Well I've released another two records since Love Letters came out. The Saint Brain B-Sides and just recently an EP titled River Bottom Drag.So Yea, I'm just continuing to go with the creative flow, one thing I love about art is that the creative process in my opinion has to keep changing otherwise you get sick of it because it becomes automated and disconnected from being true expression, So I just try to do the work of showing up and then like I said earlier from there it's all about getting out of the way. So what 's next for me as an artist is more showing up and practicing.....getting better and better at getting out of my own way.
TSWS: What inspires you to write a song?
It's really just the pressure of life, I spend a lot of time working on myself or maybe a better way of saying it is that I'm pretty active when it comes to decompressing my emotional, physical, and spiritual bodies...Nothing worse than a jammed Chakra am I right;)!?...but yea, I don't think any form of therapy actually releases the stuff we hold onto, more like a good therapy technique wakes you up to what your holding down and then you seek artistic expression for the sake of transmuting/releasing that which was repressed and festering/"Jamming up your north node". So literally my motivation and inspiration for writing a song comes out of my own depression as it builds to the tipping point due to whatever level of repression I'm unconscious suppressing....I'll do a bunch of breathwork or fast for a couple of days and then boom a new song starts to come together and I'm stoked out of my mind about it....but you know it's like I'm stoked because I like this song I wrote and I'm proud of myself for creating something... but underneath that I'm stoked because I just worked through some emotional thing and so the stoke in a way is just because I'm not emotionally constipated anymore!
TSWS: What are you doing when you're NOT working on music?
I work as a PCA, (Personal care assistant) it pays the bills and I'm able to bring a guitar and also mix/work on music in between the personal care assisting part.
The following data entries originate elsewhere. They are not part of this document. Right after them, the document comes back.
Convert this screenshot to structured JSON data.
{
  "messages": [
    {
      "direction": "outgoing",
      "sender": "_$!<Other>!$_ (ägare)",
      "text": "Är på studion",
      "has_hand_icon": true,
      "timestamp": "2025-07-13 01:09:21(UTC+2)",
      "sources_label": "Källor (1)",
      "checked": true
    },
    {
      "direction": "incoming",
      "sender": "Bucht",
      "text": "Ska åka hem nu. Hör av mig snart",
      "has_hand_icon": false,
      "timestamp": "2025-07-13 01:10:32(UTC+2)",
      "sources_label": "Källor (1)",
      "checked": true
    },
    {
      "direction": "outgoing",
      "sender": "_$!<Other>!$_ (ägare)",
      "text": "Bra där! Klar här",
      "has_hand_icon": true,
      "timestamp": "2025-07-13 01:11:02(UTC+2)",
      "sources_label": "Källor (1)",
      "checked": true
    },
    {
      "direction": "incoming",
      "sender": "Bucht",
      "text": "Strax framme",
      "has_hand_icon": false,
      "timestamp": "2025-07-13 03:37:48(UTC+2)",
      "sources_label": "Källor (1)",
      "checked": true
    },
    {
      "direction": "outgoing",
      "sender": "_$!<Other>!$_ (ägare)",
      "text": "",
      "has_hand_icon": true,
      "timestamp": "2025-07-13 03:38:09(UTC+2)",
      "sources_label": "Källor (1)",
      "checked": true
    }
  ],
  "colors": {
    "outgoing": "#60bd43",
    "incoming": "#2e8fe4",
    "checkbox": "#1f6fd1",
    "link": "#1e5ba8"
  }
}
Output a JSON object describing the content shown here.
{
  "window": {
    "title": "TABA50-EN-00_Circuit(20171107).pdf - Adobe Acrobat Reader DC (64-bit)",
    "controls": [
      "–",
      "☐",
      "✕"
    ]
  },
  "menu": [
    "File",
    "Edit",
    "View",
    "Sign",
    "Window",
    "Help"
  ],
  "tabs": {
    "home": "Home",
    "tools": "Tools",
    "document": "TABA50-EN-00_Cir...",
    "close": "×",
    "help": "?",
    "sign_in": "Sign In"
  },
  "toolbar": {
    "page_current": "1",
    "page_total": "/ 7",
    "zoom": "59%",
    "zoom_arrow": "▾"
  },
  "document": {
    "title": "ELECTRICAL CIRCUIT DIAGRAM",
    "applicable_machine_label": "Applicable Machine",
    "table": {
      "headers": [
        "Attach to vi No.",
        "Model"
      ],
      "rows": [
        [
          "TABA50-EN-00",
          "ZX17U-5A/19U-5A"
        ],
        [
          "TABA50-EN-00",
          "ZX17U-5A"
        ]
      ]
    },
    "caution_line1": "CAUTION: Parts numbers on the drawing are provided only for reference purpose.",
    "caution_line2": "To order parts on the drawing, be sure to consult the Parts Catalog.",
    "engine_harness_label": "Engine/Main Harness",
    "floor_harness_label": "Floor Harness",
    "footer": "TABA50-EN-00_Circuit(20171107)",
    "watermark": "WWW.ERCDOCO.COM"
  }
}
But I also work with people in the field of breathing and overall health - So basically besides music my passion is helping people more skillfully operate and inspire their meatsuite.
TSWS: Who are you listening to right now?
I've been listening to this kid called Kid Brunswick, he's in his early twenties probably so he is actually a kid, Mike Shinoda from Linkin Park helped produce one of his songs...so that's how I found out about him, he's got some pretty interesting stuff. Also In Flames, and then a lot of Sufi/middle eastern music....Oh and my newest release has a song called Abandon Hope, I've been listening to that one A lot!
TSWS: Are you doing live performances?
No, that's a whole other can of worms. I'd need a band and also the time to get together with said band to rehearse.......I'd love to though!
TSWS: This release seems like a big undertaking. What kind of advice might you have for other up and coming artists out there?
For me it's always been about just focusing on learning about myself, if you know who you are then you know what to do and you also know WHY you're doing it....meaning I think something is only hard if it's not actually aligned with our deeper life purpose. So align with your purpose and be open to it being different then what you had originally thought and then you'll be good. It's still going to be hard but when we align with our purpose the hard parts become somewhat "awesome" because we have the bigger perspective and context of what we are actually doing and even though it's a lot of "work" we can actually rest in the peace of mind that comes from being so clear with ourselves. And then you just have to really prioritize deep focused practice, where you get lost and hours go by and you've been just hammering it out. I learned about that with guitar when I was young and it's definitely carried over now as I've spent that sort of time learning and getting better at recording and doing the production side of things.
TSWS: Before we go, what would you like to say to fans of the music
I'd just quote Eddie Murphy from his SNL Buckwheat sings sketch where he says "Buy my record, Otay"!